EXERCISE AIM
Omitting all images, output the entries that follow exactly as written.

Data about app and page elements:
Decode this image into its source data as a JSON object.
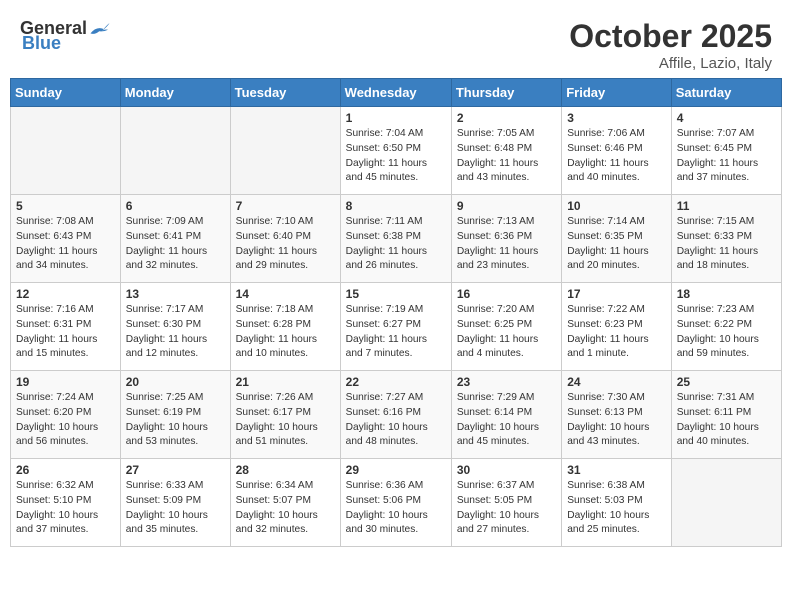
{
  "header": {
    "logo_general": "General",
    "logo_blue": "Blue",
    "month": "October 2025",
    "location": "Affile, Lazio, Italy"
  },
  "days_of_week": [
    "Sunday",
    "Monday",
    "Tuesday",
    "Wednesday",
    "Thursday",
    "Friday",
    "Saturday"
  ],
  "weeks": [
    [
      {
        "day": "",
        "info": ""
      },
      {
        "day": "",
        "info": ""
      },
      {
        "day": "",
        "info": ""
      },
      {
        "day": "1",
        "info": "Sunrise: 7:04 AM\nSunset: 6:50 PM\nDaylight: 11 hours\nand 45 minutes."
      },
      {
        "day": "2",
        "info": "Sunrise: 7:05 AM\nSunset: 6:48 PM\nDaylight: 11 hours\nand 43 minutes."
      },
      {
        "day": "3",
        "info": "Sunrise: 7:06 AM\nSunset: 6:46 PM\nDaylight: 11 hours\nand 40 minutes."
      },
      {
        "day": "4",
        "info": "Sunrise: 7:07 AM\nSunset: 6:45 PM\nDaylight: 11 hours\nand 37 minutes."
      }
    ],
    [
      {
        "day": "5",
        "info": "Sunrise: 7:08 AM\nSunset: 6:43 PM\nDaylight: 11 hours\nand 34 minutes."
      },
      {
        "day": "6",
        "info": "Sunrise: 7:09 AM\nSunset: 6:41 PM\nDaylight: 11 hours\nand 32 minutes."
      },
      {
        "day": "7",
        "info": "Sunrise: 7:10 AM\nSunset: 6:40 PM\nDaylight: 11 hours\nand 29 minutes."
      },
      {
        "day": "8",
        "info": "Sunrise: 7:11 AM\nSunset: 6:38 PM\nDaylight: 11 hours\nand 26 minutes."
      },
      {
        "day": "9",
        "info": "Sunrise: 7:13 AM\nSunset: 6:36 PM\nDaylight: 11 hours\nand 23 minutes."
      },
      {
        "day": "10",
        "info": "Sunrise: 7:14 AM\nSunset: 6:35 PM\nDaylight: 11 hours\nand 20 minutes."
      },
      {
        "day": "11",
        "info": "Sunrise: 7:15 AM\nSunset: 6:33 PM\nDaylight: 11 hours\nand 18 minutes."
      }
    ],
    [
      {
        "day": "12",
        "info": "Sunrise: 7:16 AM\nSunset: 6:31 PM\nDaylight: 11 hours\nand 15 minutes."
      },
      {
        "day": "13",
        "info": "Sunrise: 7:17 AM\nSunset: 6:30 PM\nDaylight: 11 hours\nand 12 minutes."
      },
      {
        "day": "14",
        "info": "Sunrise: 7:18 AM\nSunset: 6:28 PM\nDaylight: 11 hours\nand 10 minutes."
      },
      {
        "day": "15",
        "info": "Sunrise: 7:19 AM\nSunset: 6:27 PM\nDaylight: 11 hours\nand 7 minutes."
      },
      {
        "day": "16",
        "info": "Sunrise: 7:20 AM\nSunset: 6:25 PM\nDaylight: 11 hours\nand 4 minutes."
      },
      {
        "day": "17",
        "info": "Sunrise: 7:22 AM\nSunset: 6:23 PM\nDaylight: 11 hours\nand 1 minute."
      },
      {
        "day": "18",
        "info": "Sunrise: 7:23 AM\nSunset: 6:22 PM\nDaylight: 10 hours\nand 59 minutes."
      }
    ],
    [
      {
        "day": "19",
        "info": "Sunrise: 7:24 AM\nSunset: 6:20 PM\nDaylight: 10 hours\nand 56 minutes."
      },
      {
        "day": "20",
        "info": "Sunrise: 7:25 AM\nSunset: 6:19 PM\nDaylight: 10 hours\nand 53 minutes."
      },
      {
        "day": "21",
        "info": "Sunrise: 7:26 AM\nSunset: 6:17 PM\nDaylight: 10 hours\nand 51 minutes."
      },
      {
        "day": "22",
        "info": "Sunrise: 7:27 AM\nSunset: 6:16 PM\nDaylight: 10 hours\nand 48 minutes."
      },
      {
        "day": "23",
        "info": "Sunrise: 7:29 AM\nSunset: 6:14 PM\nDaylight: 10 hours\nand 45 minutes."
      },
      {
        "day": "24",
        "info": "Sunrise: 7:30 AM\nSunset: 6:13 PM\nDaylight: 10 hours\nand 43 minutes."
      },
      {
        "day": "25",
        "info": "Sunrise: 7:31 AM\nSunset: 6:11 PM\nDaylight: 10 hours\nand 40 minutes."
      }
    ],
    [
      {
        "day": "26",
        "info": "Sunrise: 6:32 AM\nSunset: 5:10 PM\nDaylight: 10 hours\nand 37 minutes."
      },
      {
        "day": "27",
        "info": "Sunrise: 6:33 AM\nSunset: 5:09 PM\nDaylight: 10 hours\nand 35 minutes."
      },
      {
        "day": "28",
        "info": "Sunrise: 6:34 AM\nSunset: 5:07 PM\nDaylight: 10 hours\nand 32 minutes."
      },
      {
        "day": "29",
        "info": "Sunrise: 6:36 AM\nSunset: 5:06 PM\nDaylight: 10 hours\nand 30 minutes."
      },
      {
        "day": "30",
        "info": "Sunrise: 6:37 AM\nSunset: 5:05 PM\nDaylight: 10 hours\nand 27 minutes."
      },
      {
        "day": "31",
        "info": "Sunrise: 6:38 AM\nSunset: 5:03 PM\nDaylight: 10 hours\nand 25 minutes."
      },
      {
        "day": "",
        "info": ""
      }
    ]
  ]
}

WRITTEN REPLY
Decode this image into its source data as a JSON object.
{
  "header": {
    "logo_general": "General",
    "logo_blue": "Blue",
    "month": "October 2025",
    "location": "Affile, Lazio, Italy"
  },
  "days_of_week": [
    "Sunday",
    "Monday",
    "Tuesday",
    "Wednesday",
    "Thursday",
    "Friday",
    "Saturday"
  ],
  "weeks": [
    [
      {
        "day": "",
        "info": ""
      },
      {
        "day": "",
        "info": ""
      },
      {
        "day": "",
        "info": ""
      },
      {
        "day": "1",
        "info": "Sunrise: 7:04 AM\nSunset: 6:50 PM\nDaylight: 11 hours\nand 45 minutes."
      },
      {
        "day": "2",
        "info": "Sunrise: 7:05 AM\nSunset: 6:48 PM\nDaylight: 11 hours\nand 43 minutes."
      },
      {
        "day": "3",
        "info": "Sunrise: 7:06 AM\nSunset: 6:46 PM\nDaylight: 11 hours\nand 40 minutes."
      },
      {
        "day": "4",
        "info": "Sunrise: 7:07 AM\nSunset: 6:45 PM\nDaylight: 11 hours\nand 37 minutes."
      }
    ],
    [
      {
        "day": "5",
        "info": "Sunrise: 7:08 AM\nSunset: 6:43 PM\nDaylight: 11 hours\nand 34 minutes."
      },
      {
        "day": "6",
        "info": "Sunrise: 7:09 AM\nSunset: 6:41 PM\nDaylight: 11 hours\nand 32 minutes."
      },
      {
        "day": "7",
        "info": "Sunrise: 7:10 AM\nSunset: 6:40 PM\nDaylight: 11 hours\nand 29 minutes."
      },
      {
        "day": "8",
        "info": "Sunrise: 7:11 AM\nSunset: 6:38 PM\nDaylight: 11 hours\nand 26 minutes."
      },
      {
        "day": "9",
        "info": "Sunrise: 7:13 AM\nSunset: 6:36 PM\nDaylight: 11 hours\nand 23 minutes."
      },
      {
        "day": "10",
        "info": "Sunrise: 7:14 AM\nSunset: 6:35 PM\nDaylight: 11 hours\nand 20 minutes."
      },
      {
        "day": "11",
        "info": "Sunrise: 7:15 AM\nSunset: 6:33 PM\nDaylight: 11 hours\nand 18 minutes."
      }
    ],
    [
      {
        "day": "12",
        "info": "Sunrise: 7:16 AM\nSunset: 6:31 PM\nDaylight: 11 hours\nand 15 minutes."
      },
      {
        "day": "13",
        "info": "Sunrise: 7:17 AM\nSunset: 6:30 PM\nDaylight: 11 hours\nand 12 minutes."
      },
      {
        "day": "14",
        "info": "Sunrise: 7:18 AM\nSunset: 6:28 PM\nDaylight: 11 hours\nand 10 minutes."
      },
      {
        "day": "15",
        "info": "Sunrise: 7:19 AM\nSunset: 6:27 PM\nDaylight: 11 hours\nand 7 minutes."
      },
      {
        "day": "16",
        "info": "Sunrise: 7:20 AM\nSunset: 6:25 PM\nDaylight: 11 hours\nand 4 minutes."
      },
      {
        "day": "17",
        "info": "Sunrise: 7:22 AM\nSunset: 6:23 PM\nDaylight: 11 hours\nand 1 minute."
      },
      {
        "day": "18",
        "info": "Sunrise: 7:23 AM\nSunset: 6:22 PM\nDaylight: 10 hours\nand 59 minutes."
      }
    ],
    [
      {
        "day": "19",
        "info": "Sunrise: 7:24 AM\nSunset: 6:20 PM\nDaylight: 10 hours\nand 56 minutes."
      },
      {
        "day": "20",
        "info": "Sunrise: 7:25 AM\nSunset: 6:19 PM\nDaylight: 10 hours\nand 53 minutes."
      },
      {
        "day": "21",
        "info": "Sunrise: 7:26 AM\nSunset: 6:17 PM\nDaylight: 10 hours\nand 51 minutes."
      },
      {
        "day": "22",
        "info": "Sunrise: 7:27 AM\nSunset: 6:16 PM\nDaylight: 10 hours\nand 48 minutes."
      },
      {
        "day": "23",
        "info": "Sunrise: 7:29 AM\nSunset: 6:14 PM\nDaylight: 10 hours\nand 45 minutes."
      },
      {
        "day": "24",
        "info": "Sunrise: 7:30 AM\nSunset: 6:13 PM\nDaylight: 10 hours\nand 43 minutes."
      },
      {
        "day": "25",
        "info": "Sunrise: 7:31 AM\nSunset: 6:11 PM\nDaylight: 10 hours\nand 40 minutes."
      }
    ],
    [
      {
        "day": "26",
        "info": "Sunrise: 6:32 AM\nSunset: 5:10 PM\nDaylight: 10 hours\nand 37 minutes."
      },
      {
        "day": "27",
        "info": "Sunrise: 6:33 AM\nSunset: 5:09 PM\nDaylight: 10 hours\nand 35 minutes."
      },
      {
        "day": "28",
        "info": "Sunrise: 6:34 AM\nSunset: 5:07 PM\nDaylight: 10 hours\nand 32 minutes."
      },
      {
        "day": "29",
        "info": "Sunrise: 6:36 AM\nSunset: 5:06 PM\nDaylight: 10 hours\nand 30 minutes."
      },
      {
        "day": "30",
        "info": "Sunrise: 6:37 AM\nSunset: 5:05 PM\nDaylight: 10 hours\nand 27 minutes."
      },
      {
        "day": "31",
        "info": "Sunrise: 6:38 AM\nSunset: 5:03 PM\nDaylight: 10 hours\nand 25 minutes."
      },
      {
        "day": "",
        "info": ""
      }
    ]
  ]
}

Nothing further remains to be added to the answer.